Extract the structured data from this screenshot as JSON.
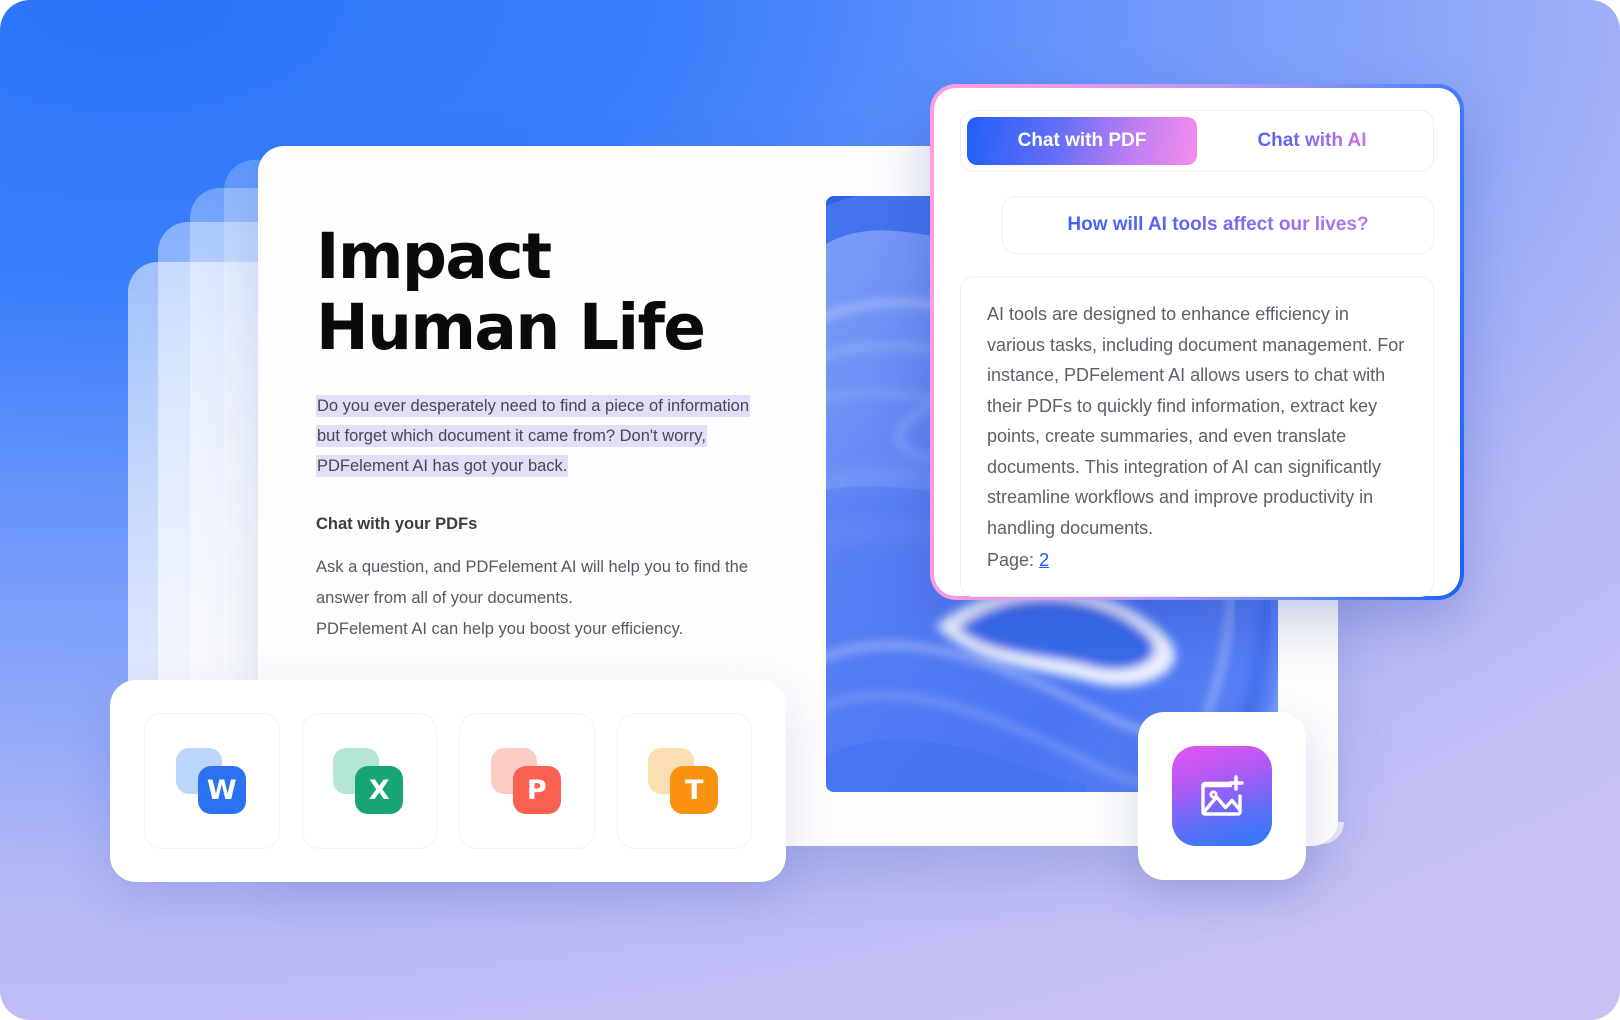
{
  "background": {
    "gradient_from": "#2470fa",
    "gradient_to": "#c8c2f5"
  },
  "document": {
    "title": "Impact\nHuman Life",
    "highlighted_paragraph": "Do you ever desperately need to find a piece of information but forget which document it came from? Don't worry, PDFelement AI has got your back.",
    "highlight_color": "#e3def8",
    "subheading": "Chat with your PDFs",
    "body": "Ask a question, and PDFelement AI will help you to find the answer from all of your documents.\nPDFelement AI can help you boost your efficiency."
  },
  "chat_panel": {
    "tabs": [
      {
        "label": "Chat with PDF",
        "active": true
      },
      {
        "label": "Chat with AI",
        "active": false
      }
    ],
    "question": "How will AI tools affect our lives?",
    "answer": "AI tools are designed to enhance efficiency in various tasks, including document management. For instance, PDFelement AI allows users to chat with their PDFs to quickly find information, extract key points, create summaries, and even translate documents. This integration of AI can significantly streamline workflows and improve productivity in  handling documents.",
    "page_label": "Page:",
    "page_number": "2",
    "border_gradient_from": "#ff9fe0",
    "border_gradient_to": "#1b63f5"
  },
  "formats": [
    {
      "name": "word",
      "letter": "W",
      "front_color": "#2b72f0",
      "back_color": "#bcd6fb",
      "icon": "word-file-icon"
    },
    {
      "name": "excel",
      "letter": "X",
      "front_color": "#17a673",
      "back_color": "#b5e6d3",
      "icon": "excel-file-icon"
    },
    {
      "name": "powerpoint",
      "letter": "P",
      "front_color": "#fb6150",
      "back_color": "#fbcbc4",
      "icon": "powerpoint-file-icon"
    },
    {
      "name": "text",
      "letter": "T",
      "front_color": "#fb9110",
      "back_color": "#fbdfb2",
      "icon": "text-file-icon"
    }
  ],
  "image_add": {
    "icon": "add-image-icon",
    "gradient_from": "#e355f0",
    "gradient_to": "#2a7cf8"
  }
}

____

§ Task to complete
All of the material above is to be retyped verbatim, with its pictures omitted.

§ Result for this exercise
Extract the structured data from this screenshot as JSON.
{
  "background": {
    "gradient_from": "#2470fa",
    "gradient_to": "#c8c2f5"
  },
  "document": {
    "title": "Impact\nHuman Life",
    "highlighted_paragraph": "Do you ever desperately need to find a piece of information but forget which document it came from? Don't worry, PDFelement AI has got your back.",
    "highlight_color": "#e3def8",
    "subheading": "Chat with your PDFs",
    "body": "Ask a question, and PDFelement AI will help you to find the answer from all of your documents.\nPDFelement AI can help you boost your efficiency."
  },
  "chat_panel": {
    "tabs": [
      {
        "label": "Chat with PDF",
        "active": true
      },
      {
        "label": "Chat with AI",
        "active": false
      }
    ],
    "question": "How will AI tools affect our lives?",
    "answer": "AI tools are designed to enhance efficiency in various tasks, including document management. For instance, PDFelement AI allows users to chat with their PDFs to quickly find information, extract key points, create summaries, and even translate documents. This integration of AI can significantly streamline workflows and improve productivity in  handling documents.",
    "page_label": "Page:",
    "page_number": "2",
    "border_gradient_from": "#ff9fe0",
    "border_gradient_to": "#1b63f5"
  },
  "formats": [
    {
      "name": "word",
      "letter": "W",
      "front_color": "#2b72f0",
      "back_color": "#bcd6fb",
      "icon": "word-file-icon"
    },
    {
      "name": "excel",
      "letter": "X",
      "front_color": "#17a673",
      "back_color": "#b5e6d3",
      "icon": "excel-file-icon"
    },
    {
      "name": "powerpoint",
      "letter": "P",
      "front_color": "#fb6150",
      "back_color": "#fbcbc4",
      "icon": "powerpoint-file-icon"
    },
    {
      "name": "text",
      "letter": "T",
      "front_color": "#fb9110",
      "back_color": "#fbdfb2",
      "icon": "text-file-icon"
    }
  ],
  "image_add": {
    "icon": "add-image-icon",
    "gradient_from": "#e355f0",
    "gradient_to": "#2a7cf8"
  }
}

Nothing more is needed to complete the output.